Task objective
Keeping each line exactly as it is, output all of the records.

Data section
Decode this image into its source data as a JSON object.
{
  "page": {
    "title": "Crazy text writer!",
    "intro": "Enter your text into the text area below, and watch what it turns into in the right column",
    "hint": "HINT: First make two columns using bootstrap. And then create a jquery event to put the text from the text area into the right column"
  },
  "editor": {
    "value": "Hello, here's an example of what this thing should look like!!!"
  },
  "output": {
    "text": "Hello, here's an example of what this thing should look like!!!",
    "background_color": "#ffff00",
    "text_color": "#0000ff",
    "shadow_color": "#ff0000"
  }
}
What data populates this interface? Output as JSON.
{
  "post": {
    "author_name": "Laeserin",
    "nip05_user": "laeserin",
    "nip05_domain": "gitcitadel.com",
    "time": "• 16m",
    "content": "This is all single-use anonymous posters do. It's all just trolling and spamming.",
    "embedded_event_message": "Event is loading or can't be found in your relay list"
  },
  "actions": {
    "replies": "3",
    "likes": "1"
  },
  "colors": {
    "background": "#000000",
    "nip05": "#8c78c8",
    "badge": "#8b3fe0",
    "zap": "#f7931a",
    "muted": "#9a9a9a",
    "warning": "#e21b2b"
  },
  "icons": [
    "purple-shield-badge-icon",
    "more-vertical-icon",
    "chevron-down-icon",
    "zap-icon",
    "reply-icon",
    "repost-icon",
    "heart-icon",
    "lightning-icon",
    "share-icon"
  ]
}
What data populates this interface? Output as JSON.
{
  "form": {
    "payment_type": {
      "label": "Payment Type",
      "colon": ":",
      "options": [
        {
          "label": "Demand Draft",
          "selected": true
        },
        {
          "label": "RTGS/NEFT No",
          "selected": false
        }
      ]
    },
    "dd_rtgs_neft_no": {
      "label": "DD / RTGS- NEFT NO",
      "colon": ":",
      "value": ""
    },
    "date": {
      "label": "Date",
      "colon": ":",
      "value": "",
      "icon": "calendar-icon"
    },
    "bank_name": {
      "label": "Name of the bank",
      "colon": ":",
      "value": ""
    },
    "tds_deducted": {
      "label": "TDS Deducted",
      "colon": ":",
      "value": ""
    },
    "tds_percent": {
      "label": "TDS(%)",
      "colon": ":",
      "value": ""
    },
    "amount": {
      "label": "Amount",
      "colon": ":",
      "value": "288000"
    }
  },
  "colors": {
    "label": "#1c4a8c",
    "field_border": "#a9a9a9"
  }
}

Response to the task
Decode this image into its source data as a JSON object.
{
  "page": {
    "title": "Crazy text writer!",
    "intro": "Enter your text into the text area below, and watch what it turns into in the right column",
    "hint": "HINT: First make two columns using bootstrap. And then create a jquery event to put the text from the text area into the right column"
  },
  "editor": {
    "value": "Hello, here's an example of what this thing should look like!!!"
  },
  "output": {
    "text": "Hello, here's an example of what this thing should look like!!!",
    "background_color": "#ffff00",
    "text_color": "#0000ff",
    "shadow_color": "#ff0000"
  }
}
What data populates this interface? Output as JSON.
{
  "post": {
    "author_name": "Laeserin",
    "nip05_user": "laeserin",
    "nip05_domain": "gitcitadel.com",
    "time": "• 16m",
    "content": "This is all single-use anonymous posters do. It's all just trolling and spamming.",
    "embedded_event_message": "Event is loading or can't be found in your relay list"
  },
  "actions": {
    "replies": "3",
    "likes": "1"
  },
  "colors": {
    "background": "#000000",
    "nip05": "#8c78c8",
    "badge": "#8b3fe0",
    "zap": "#f7931a",
    "muted": "#9a9a9a",
    "warning": "#e21b2b"
  },
  "icons": [
    "purple-shield-badge-icon",
    "more-vertical-icon",
    "chevron-down-icon",
    "zap-icon",
    "reply-icon",
    "repost-icon",
    "heart-icon",
    "lightning-icon",
    "share-icon"
  ]
}
What data populates this interface? Output as JSON.
{
  "form": {
    "payment_type": {
      "label": "Payment Type",
      "colon": ":",
      "options": [
        {
          "label": "Demand Draft",
          "selected": true
        },
        {
          "label": "RTGS/NEFT No",
          "selected": false
        }
      ]
    },
    "dd_rtgs_neft_no": {
      "label": "DD / RTGS- NEFT NO",
      "colon": ":",
      "value": ""
    },
    "date": {
      "label": "Date",
      "colon": ":",
      "value": "",
      "icon": "calendar-icon"
    },
    "bank_name": {
      "label": "Name of the bank",
      "colon": ":",
      "value": ""
    },
    "tds_deducted": {
      "label": "TDS Deducted",
      "colon": ":",
      "value": ""
    },
    "tds_percent": {
      "label": "TDS(%)",
      "colon": ":",
      "value": ""
    },
    "amount": {
      "label": "Amount",
      "colon": ":",
      "value": "288000"
    }
  },
  "colors": {
    "label": "#1c4a8c",
    "field_border": "#a9a9a9"
  }
}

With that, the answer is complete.